  1. With today’s reform of the firm, the capital develops the legal framework of the limits within which it intends to quell the revolutionary action, confining the confrontations to disputes about technical abilities proper to each firm. That way, the capital sets as many obstacles to a generalization of the economic movements that will break up in purely structural disputes proper to each firm or group of firms. Thus the capital tries to first check the class-struggles, sterilizing the process of its production, secondly lead astray the confrontations towards the economic ground, third prepare this very ground by atomizing it that is to say, by artificially creating as many individual cases as firms, fourth pervert the revolutionary awareness presenting the crisis as a result of a bad management rather than the historical ending of a production mode.

  2. On the other hand, the reform of the firm establishes an already practice existing (effective in Germany as soon as 1918) of the trade-union’s integration to the demands of the capitalist development. But it more directly aims at the actualization of this integration to the crisis conditions (negotiations of redundancies, of lowering the wages, of closing the firms, of increasing the rates, and so on…) by materializing the general subservience of the trade-union to the capital, to the contingent and local reality of each firm on its own. The reform, thus, plans to institute formal relations of dependence between the economic evolution of the firm; and the defensive action of the trade-union; linking the latter to the destinies of the former. The trade-unions of the developed capitalist industrial countries (United States of America, England, Germany) whose existence denied the class-struggle, only show, in this respect, to the trade-unions of the less developed countries the pictures of their own future. The social democracy has, thus, realized fascism since it has turned the 19th and the early 20th century class-trade-unions, ancient war schools of the proletarian action, into factors of the accumulation of the capital.

  3. The revolutionary action of the working-class – from which the communist party will re-emerge – once its historical programme will have been regained by it, presupposes that, as it’s developing, makes clear by its own praxis, the counter revolutionary nature (or aspect) of both the trade-unions and any economic association.
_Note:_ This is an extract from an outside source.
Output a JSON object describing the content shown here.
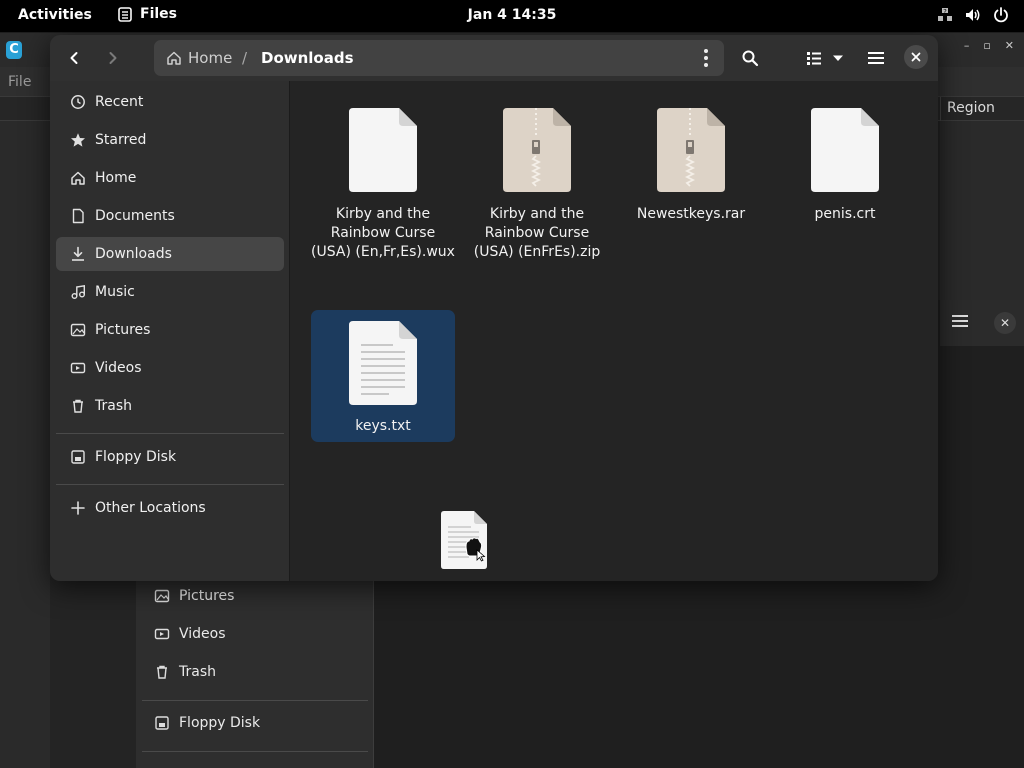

However, the bourgeois content of such a nature will only appear in a fooled form in the action takes place on the economic field, that is to say, that of a competition with the trade-union, setting against it, for instance, a greater effectiveness of protest. Although such effectiveness won’t failed to be demonstrated – the trade-unions betraying both the class and immediate interests of the proletariat – and though, in another hand, the inevitableness of such purely negative experiences (linking the revolutionary recovery to the development of economic associations) is the tribute of a 50 year-interruption of class-struggle and election stifling – that will bring the practical working movement below a stage beyond which it had partially gone during the first quarter of the 20th century struggles – the process of the production of the revolutionary proletariat will be that of its progressive autonomisation from the social democracy within which the capital intends to confine the revolutionary struggles and shut in the future of the productive forces that aim to communism and therefore safeguard its power embodied in the state.